Categories are funny. Ask 10 people what the difference is between contemporary ballet and contemporary dance, or how those are different from traditional ballet or modern, post-modern or post-post-modern dance, and you’ll get 10 different answers. James Sewell Ballet’s “Ballet Works” program has for the past 20 years taken on this very dilemma, poking and prodding at the boundaries of contemporary ballet and dance.

Friday’s opening night had a relaxed atmosphere, with some of the choreographers speaking about their process. In his brief remarks, James Sewell introduced the evening by saying “Ballet Works” is a chance for the choreographers to “take a risk and try something they haven’t before.”

Of the four dances, New York-based choreographer Joanna Kotze’s “The Rest of Everything” takes the largest leap into the form of ballet, breaking it open for a look. The dance takes the ballet vernacular and tweaks it. The dancers, wearing fluorescent aerobics outfits, wear pointe shoes, but often have their planted leg bent, disrupting the ballet lines. At another point, one of ballet’s most famous warm-up routines, the flat back, which looks like a tabletop with the dancer’s back perpendicular to the ground, gets morphed in Kotze’s interpretation, with the dancer doing it while on pointe, tiptoeing across the stage like a strange insect.

In contrast, Amy Earnest and Lance Hardin’s “Fractured,” set to music by Philip Glass, looks more like contemporary dance than contemporary ballet. The weight of the performers, the way they seem to melt into each other and their undulating torsos all push the dance toward a contemporary dance aesthetic. However you define its genre, the piece remains a little too safe. While the dancers are lovely, the choreography gets upstaged by Glass’ complex and riveting music.

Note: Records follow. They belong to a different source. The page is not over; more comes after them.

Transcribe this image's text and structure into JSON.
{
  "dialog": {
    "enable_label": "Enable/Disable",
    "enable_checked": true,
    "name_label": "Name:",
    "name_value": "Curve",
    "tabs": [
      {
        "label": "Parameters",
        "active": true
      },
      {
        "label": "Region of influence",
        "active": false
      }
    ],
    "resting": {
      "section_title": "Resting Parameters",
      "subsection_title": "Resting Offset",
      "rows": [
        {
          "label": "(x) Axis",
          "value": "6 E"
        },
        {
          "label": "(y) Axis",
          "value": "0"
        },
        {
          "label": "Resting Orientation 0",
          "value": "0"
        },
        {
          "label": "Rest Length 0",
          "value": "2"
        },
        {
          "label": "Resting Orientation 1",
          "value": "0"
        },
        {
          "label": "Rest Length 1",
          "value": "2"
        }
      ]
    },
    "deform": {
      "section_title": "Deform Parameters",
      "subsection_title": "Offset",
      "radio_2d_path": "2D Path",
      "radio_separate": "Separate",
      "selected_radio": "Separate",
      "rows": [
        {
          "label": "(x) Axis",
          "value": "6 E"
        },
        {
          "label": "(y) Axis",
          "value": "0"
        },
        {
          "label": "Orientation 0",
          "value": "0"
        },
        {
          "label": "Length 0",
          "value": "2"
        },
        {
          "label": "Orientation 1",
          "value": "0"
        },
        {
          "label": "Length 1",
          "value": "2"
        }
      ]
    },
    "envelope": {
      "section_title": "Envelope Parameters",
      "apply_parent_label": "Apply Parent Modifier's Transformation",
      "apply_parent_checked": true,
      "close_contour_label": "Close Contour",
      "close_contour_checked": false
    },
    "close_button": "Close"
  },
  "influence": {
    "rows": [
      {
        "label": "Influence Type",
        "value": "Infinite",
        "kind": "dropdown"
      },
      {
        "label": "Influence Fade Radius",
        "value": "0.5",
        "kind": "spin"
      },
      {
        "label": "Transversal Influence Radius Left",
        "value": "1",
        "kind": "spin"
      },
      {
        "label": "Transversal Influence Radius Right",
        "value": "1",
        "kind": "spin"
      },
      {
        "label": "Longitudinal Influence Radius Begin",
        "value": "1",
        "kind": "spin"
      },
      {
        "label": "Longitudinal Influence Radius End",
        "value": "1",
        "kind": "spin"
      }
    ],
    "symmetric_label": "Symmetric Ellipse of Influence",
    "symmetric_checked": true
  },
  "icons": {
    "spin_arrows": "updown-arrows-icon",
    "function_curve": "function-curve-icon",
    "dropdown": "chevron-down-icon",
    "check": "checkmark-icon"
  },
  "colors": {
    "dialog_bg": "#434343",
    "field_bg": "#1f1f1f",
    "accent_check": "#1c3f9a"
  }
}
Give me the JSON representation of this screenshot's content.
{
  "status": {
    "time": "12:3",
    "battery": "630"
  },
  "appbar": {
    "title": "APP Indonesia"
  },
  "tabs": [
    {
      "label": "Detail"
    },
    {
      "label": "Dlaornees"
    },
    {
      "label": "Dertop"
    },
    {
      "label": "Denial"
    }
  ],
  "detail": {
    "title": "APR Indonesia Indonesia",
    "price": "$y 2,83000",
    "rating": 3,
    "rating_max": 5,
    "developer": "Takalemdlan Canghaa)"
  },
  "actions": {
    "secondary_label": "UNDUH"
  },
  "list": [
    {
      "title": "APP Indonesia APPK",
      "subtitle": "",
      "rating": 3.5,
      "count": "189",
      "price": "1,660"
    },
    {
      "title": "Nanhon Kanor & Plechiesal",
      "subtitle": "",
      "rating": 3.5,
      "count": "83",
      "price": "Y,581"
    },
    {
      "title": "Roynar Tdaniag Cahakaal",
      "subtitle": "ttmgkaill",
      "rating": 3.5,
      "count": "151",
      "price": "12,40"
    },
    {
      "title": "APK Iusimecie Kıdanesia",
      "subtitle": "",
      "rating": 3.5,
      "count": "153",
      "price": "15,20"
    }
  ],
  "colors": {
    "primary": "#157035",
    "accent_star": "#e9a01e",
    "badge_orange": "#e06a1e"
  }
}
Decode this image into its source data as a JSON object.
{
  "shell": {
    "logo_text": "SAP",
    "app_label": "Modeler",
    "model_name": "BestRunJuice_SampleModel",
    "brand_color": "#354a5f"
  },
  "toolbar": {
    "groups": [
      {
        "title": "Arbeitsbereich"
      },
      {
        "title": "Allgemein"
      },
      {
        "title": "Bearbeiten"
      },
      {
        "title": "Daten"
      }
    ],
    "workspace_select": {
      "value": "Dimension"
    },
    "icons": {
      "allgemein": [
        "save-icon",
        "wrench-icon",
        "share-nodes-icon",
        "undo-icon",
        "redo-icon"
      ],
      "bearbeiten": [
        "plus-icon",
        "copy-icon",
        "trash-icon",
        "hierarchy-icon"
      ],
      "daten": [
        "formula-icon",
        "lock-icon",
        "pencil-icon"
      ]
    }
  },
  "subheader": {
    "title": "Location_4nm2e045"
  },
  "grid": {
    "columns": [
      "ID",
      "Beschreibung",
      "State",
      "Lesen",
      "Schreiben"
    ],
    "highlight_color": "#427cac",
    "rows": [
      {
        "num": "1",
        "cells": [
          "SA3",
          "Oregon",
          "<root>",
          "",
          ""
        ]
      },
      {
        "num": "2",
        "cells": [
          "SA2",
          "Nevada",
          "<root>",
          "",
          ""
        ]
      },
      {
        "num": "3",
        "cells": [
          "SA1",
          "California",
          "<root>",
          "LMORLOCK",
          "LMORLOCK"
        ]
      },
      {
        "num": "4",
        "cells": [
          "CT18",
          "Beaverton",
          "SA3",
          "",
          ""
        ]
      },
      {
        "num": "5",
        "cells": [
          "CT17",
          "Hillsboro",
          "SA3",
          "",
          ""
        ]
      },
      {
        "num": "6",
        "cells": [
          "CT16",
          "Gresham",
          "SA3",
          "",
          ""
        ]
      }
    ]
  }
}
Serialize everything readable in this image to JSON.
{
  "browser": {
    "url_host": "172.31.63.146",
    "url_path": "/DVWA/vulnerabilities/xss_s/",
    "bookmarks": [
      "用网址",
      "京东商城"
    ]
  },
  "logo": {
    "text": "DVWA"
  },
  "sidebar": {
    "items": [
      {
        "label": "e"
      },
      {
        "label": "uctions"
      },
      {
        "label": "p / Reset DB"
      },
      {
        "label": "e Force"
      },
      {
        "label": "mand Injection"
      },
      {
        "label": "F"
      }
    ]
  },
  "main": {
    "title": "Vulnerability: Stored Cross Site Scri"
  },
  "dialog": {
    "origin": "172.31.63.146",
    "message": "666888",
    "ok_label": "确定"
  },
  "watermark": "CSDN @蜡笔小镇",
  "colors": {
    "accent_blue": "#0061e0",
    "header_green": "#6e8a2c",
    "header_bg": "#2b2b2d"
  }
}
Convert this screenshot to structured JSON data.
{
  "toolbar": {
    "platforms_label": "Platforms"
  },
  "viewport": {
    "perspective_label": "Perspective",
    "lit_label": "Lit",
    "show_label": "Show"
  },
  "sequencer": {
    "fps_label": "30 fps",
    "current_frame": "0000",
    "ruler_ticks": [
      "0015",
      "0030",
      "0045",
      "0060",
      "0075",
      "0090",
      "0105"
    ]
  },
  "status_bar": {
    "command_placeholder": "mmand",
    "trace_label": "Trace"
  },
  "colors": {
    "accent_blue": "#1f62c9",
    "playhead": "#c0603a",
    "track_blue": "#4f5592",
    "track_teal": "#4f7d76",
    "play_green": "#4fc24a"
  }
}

In “Suspicious Fisherman,” Houston-based choreographer Jane Weiner pushes ballet toward vaudevillian slapstick. Dressed as a fisherman, soloist Shohei Iwahama searches through a seemingly endless supply of eyeglasses before he finds the right pair. He bonks his head on the floor and eats worms. The routine is performed eloquently with long lines, turned out hips and other ballet signifiers, but somehow the work gets caught in the middle between ballet and Charlie Chaplin. Slapstick is grounded, relaxed, the opposite of ballet, so the two forms were working against each other. Both choreographer and dancer seemed more comfortable on the ballet end of things, which stops the piece short of truly embracing the physical comedy. A few more sound effects and pratfalls might have done the trick.

Finishing off the evening is Nic Lincoln’s ambitious “Tart,” an exploration of gender tropes and behaviors. Lincoln finds innovative ways to use the Tek Box space, such as opening up the curtains and having the dancers perform on the sill of a window located at the back wall. Lincoln seems to understand intimately how to best utilize the skills of the dancers. You might not call it ballet, but it doesn’t really matter.

 

Sheila Regan writes about dance.